In the world of professional scooter riding, the T-bar is actually one of the most important parts.
Due to its impact on control and tricks, the various components that make up the T-bar all need to be of exceptional quality to withstand the abuse that professional riders put them through.
For a children’s scooter, this is simply not the case. When judging a child’s scooter, the T-bar should be a distant third when factoring in the different design qualities.
This is in a large part because there is not a great deal of difference between the t-bars used for children’s scooters.
In fairness, there does not need to be. Children will not be ripping through an obstacle trick course at 30 mph and pulling off stunning aerial tricks.
Instead, the t-bar’s best feature will be its ability to adjust and adapt to your child or travel. Many t-bars can be folded down to make transporting the scooter easier.
This can be a boon to both the parents and the child since a kid playing on a scooter is not disrupting their parents. A T-bar that can adjust its height will help extend the usable lifespan of the scooter as the child continues to grow.
Some scooters feature a pivot system to aid in steering. In this setup, the child can lean the handlebars one direction or the other to list slightly without having to turn the handlebars or lean on the deck.
This allows the child to remain upright while turning the scooter and will help prevent them from falling off.
Brakes - look for a flex brake over a spring break
Lights - lighted wheels or decks can alert drivers and others to your child’s presence when they are riding
Replaceable - some scooters feature products where every part is replaceable, extending the scooter’s lifespan
Wheels - polyurethane is the best and bigger wheels provide more control
Neck - this may be the only part of the scooter you want to be metal regardless your child’s age
The Best Kick Scooters will definitely not be the same model for all riders. Even in the beginner and intermediate stages, there are a number of different design features that can make one scooter better suited for your child over another.
In fact, there are so many different progressions to child development that the Best Kick Scooters for your child can change from year to year.
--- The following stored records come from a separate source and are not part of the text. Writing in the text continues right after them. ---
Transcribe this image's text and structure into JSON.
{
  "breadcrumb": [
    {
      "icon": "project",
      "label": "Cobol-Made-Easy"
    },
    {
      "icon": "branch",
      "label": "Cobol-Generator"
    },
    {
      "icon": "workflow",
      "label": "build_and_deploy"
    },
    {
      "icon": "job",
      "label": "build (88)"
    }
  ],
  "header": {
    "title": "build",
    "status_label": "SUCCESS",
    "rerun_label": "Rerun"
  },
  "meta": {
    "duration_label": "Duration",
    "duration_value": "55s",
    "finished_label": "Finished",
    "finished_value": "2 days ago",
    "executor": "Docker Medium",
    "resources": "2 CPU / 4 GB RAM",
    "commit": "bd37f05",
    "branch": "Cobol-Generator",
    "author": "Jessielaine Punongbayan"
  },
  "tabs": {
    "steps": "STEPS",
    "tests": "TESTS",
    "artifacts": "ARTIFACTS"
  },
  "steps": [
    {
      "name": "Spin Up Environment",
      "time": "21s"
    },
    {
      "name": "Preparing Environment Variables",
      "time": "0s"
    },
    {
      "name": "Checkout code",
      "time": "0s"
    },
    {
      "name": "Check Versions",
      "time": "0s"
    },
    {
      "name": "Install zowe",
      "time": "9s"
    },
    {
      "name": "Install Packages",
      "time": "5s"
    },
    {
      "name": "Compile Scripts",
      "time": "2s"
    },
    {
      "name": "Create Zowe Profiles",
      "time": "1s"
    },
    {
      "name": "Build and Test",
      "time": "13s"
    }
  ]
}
While you may be less than thrilled to purchase half a dozen scooters or more for your child, it is still important that you understand your child’s level of development--especially when it comes to gross and fine motor skills.
Pushing too advanced of a scooter onto your child for economic or other reasons can result in your child injuring their self because they rode on a scooter that they were not truly ready or developed enough to ride.
For the beginner levels, you will want to make sure that your child rides a scooter with a three-wheeled tricycle design. This design will provide additional stability while your child learns to balance while riding.
However, even in the tricycle style of the scooter, there is the option of forwarding or rear wheel support.
For the youngest of riders, the forward wheel support will help offset their natural inclination to lean forward as they ride.
In this instance, I recommend the Vokul. With a super-wide deck that features tough but lightweight ABS plastic and non-slip grip, this is one of the more stable scooters we reviewed.
The next stage of development is probably best handled by the Razor Jr. Lil' Kick. With the tricycle design centered in the rear as well as an exaggerated kick tail, your child will be able to practice more advanced control techniques as well as begin to experiment with aerial tricks.
However, the high slope of the kick tail will prevent them from getting too far out of hand. Once your child reaches an intermediate stage of skill, I suggest moving them onto the Razor A3.
This scooter features many of the designs which they will eventually encounter once they begin using an adult scooter, like a full metal frame. The brakes and wheels are also closer to an adult style while the deck is much slimmer.
Finally, the wheelie bar will allow them to test the waters with tricks without going overboard.